Rome and Tunisia have the two greatest ancient amphitheaters in the world. Is one more worth visiting over the other?
The Colosseum of El Jem has been declared a UNESCO World Heritage Site forty years ago (in 1979) which is… one year before the historical center of Rome, where the Colosseum is situated.
The two amphitheaters have a lot in common. They are among the largest in the world, and thanks to their excellent state of preservation, both allow us to imagine the famous circus games that brought great excitement to the Roman people across the whole empire.
Rome (top) and El Jem (bottom): the interior
Roman architecture wonders
Both Colosseums are entirely built above the ground, whereas most of Roman amphitheaters were dug in a hill.
The Colosseum of Rome is by far the largest: it could host 50,000 spectators (30,000 for El Jem’s).
Both still have a large part of their enclosure. For Rome’s Colosseum, the collapsed part is due to earthquakes.
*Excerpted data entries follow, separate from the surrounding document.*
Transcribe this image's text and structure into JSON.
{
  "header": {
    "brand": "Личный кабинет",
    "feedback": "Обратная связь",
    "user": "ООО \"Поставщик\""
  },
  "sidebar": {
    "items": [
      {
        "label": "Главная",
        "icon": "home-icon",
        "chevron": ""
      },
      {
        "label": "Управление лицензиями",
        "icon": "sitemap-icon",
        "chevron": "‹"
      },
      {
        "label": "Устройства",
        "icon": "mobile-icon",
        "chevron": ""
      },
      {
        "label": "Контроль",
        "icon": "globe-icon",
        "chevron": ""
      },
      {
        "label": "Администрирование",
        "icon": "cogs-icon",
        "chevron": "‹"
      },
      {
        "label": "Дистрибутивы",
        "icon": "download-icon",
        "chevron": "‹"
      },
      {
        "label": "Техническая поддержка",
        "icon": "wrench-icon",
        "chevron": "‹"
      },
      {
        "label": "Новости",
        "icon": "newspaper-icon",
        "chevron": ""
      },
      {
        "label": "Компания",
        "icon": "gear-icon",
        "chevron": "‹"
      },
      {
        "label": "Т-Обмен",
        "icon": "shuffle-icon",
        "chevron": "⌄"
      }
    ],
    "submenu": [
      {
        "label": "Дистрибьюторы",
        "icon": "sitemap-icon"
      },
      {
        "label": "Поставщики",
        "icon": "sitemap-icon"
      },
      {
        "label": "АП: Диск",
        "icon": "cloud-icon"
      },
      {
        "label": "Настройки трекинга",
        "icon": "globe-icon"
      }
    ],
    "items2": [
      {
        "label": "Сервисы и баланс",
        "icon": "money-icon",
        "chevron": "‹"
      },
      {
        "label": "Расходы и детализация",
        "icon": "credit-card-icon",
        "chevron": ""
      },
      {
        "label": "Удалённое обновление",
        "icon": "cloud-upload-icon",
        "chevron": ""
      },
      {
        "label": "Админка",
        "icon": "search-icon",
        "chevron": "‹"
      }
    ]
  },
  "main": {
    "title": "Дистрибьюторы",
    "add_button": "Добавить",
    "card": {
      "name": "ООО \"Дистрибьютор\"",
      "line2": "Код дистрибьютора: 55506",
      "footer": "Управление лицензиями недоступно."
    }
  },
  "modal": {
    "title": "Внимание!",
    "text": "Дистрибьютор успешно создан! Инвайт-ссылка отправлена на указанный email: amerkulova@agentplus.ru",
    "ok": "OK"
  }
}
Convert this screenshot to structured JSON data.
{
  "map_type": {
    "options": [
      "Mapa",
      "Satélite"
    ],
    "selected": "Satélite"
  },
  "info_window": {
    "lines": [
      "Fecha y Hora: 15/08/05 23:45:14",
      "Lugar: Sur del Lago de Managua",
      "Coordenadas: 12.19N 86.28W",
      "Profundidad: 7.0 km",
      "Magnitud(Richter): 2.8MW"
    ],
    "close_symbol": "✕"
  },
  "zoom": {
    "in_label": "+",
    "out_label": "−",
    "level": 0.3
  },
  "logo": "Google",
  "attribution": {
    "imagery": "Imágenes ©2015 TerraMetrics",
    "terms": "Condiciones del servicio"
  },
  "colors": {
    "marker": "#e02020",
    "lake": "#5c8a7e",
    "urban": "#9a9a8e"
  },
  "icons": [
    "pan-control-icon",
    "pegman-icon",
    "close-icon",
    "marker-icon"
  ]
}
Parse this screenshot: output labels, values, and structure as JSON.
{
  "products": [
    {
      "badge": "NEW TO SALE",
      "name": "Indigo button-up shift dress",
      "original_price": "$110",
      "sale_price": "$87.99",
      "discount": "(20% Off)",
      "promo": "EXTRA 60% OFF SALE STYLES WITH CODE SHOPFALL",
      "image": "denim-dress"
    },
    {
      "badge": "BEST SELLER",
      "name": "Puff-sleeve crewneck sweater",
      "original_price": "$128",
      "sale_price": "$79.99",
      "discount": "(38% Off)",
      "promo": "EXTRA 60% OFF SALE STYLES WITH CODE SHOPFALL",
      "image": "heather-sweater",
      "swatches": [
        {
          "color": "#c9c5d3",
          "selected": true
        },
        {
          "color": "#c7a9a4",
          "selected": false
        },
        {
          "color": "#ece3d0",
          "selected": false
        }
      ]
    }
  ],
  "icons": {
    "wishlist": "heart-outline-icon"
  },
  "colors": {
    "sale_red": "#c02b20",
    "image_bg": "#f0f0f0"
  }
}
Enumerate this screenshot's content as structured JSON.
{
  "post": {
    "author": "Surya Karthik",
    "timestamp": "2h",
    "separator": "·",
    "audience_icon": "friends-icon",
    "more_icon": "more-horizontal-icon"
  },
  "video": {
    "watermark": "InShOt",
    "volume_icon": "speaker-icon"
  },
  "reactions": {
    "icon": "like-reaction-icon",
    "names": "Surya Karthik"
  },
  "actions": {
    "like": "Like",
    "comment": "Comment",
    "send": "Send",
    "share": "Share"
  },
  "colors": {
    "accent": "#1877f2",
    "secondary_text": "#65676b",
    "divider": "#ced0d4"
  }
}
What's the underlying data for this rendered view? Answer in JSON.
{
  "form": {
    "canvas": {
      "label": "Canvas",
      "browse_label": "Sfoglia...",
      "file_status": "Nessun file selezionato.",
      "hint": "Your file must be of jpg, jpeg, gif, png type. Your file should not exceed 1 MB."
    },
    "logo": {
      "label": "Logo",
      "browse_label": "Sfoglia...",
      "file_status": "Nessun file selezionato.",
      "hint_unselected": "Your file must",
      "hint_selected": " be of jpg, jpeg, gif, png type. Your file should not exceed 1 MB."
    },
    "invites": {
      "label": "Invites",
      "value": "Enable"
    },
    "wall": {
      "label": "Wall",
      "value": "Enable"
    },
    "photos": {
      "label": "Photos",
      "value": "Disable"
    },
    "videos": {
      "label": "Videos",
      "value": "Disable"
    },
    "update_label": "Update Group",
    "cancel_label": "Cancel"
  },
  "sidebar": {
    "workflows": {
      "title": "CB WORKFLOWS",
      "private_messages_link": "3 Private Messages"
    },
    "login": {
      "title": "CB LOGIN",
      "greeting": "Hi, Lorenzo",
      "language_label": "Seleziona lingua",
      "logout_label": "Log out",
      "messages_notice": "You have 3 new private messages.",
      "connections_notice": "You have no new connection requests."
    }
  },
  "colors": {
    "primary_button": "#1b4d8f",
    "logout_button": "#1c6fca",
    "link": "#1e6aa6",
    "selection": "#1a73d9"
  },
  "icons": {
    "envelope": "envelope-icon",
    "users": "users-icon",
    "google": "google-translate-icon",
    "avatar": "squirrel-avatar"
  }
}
El Jem, on the opposite, has been shelled in order to dislodge rebel tribes.
Rome’s Colosseum is built of hard stone (outside) and bricks (inside). It has wide openings and a different style of decoration at each level.
At the opposite, El Jem’s is the only one in the world entirely built of cut stone.
But the stone of El Jem was more brittle and weak; so the architects favored thick walls and narrow openings. The façade is soberly decorated, raising up the beauty of the centuries-old golden stone.
Rome (top) and El Jem (bottom): the façade
Galleries and arena
The interior of Rome’s Colosseum is entirely built of bricks. Whereas in El Jem, we can circulate through stone vaults and galleries where the poetic atmosphere is unique.
Rome (left) and El Jem (right): galleries and stairways
Under the arena, both amphitheaters had a real maze of corridors, underground chambers for gladiators and wild beasts cages, machines and elevators in order to raise animals, equipment and sceneries for the various shows.
In Rome, the Colosseum’s arena is missing; it was a wood floor covered with sand. On the other hand, in El Jem the arena is intact: corridors and service rooms were dug underground and can still be visited.
Rome (top) and El Jem (bottom): arena and grandstands
Built in the 3rd century, two centuries after Rome’s Colosseum, El Jem’s amphitheater is better designed and more elaborate: less blind spots, more fluid access, basements better arranged…
In Rome, the amphitheater was sometimes filled with water in order to showcase naval battles. But in El Jem, because of the lack of water, such shows were not organized. On the contrary, the amphitheater was arranged to collect rainwater and store it in tanks.
Rome (top) and El Jem (bottom): the souterrains
For the pleasure of visiting
Finally, one last difference: the Colosseum in Rome is the most visited monument in Italy and received 7 million visitors in 2017. With only two levels open to visit, it is steadily overcrowded.
On the contrary, El Jem’s has few visitors: 133,000 in 2017. In addition, we can explore it with complete freedom from the basements to the upper floors and from the arena to the stands… An incredibly charming visit!
It should be added that the entrance fee tilts the balance in favour of El Jem: 10 dinars entrance fee (3 euros) compared to 10 euros in Rome.
Thus, even if the Colosseum of Rome is famous worldwide, its counterpart in El Jem largely compares favourably.
Rome (top) and El Jem (bottom): visitors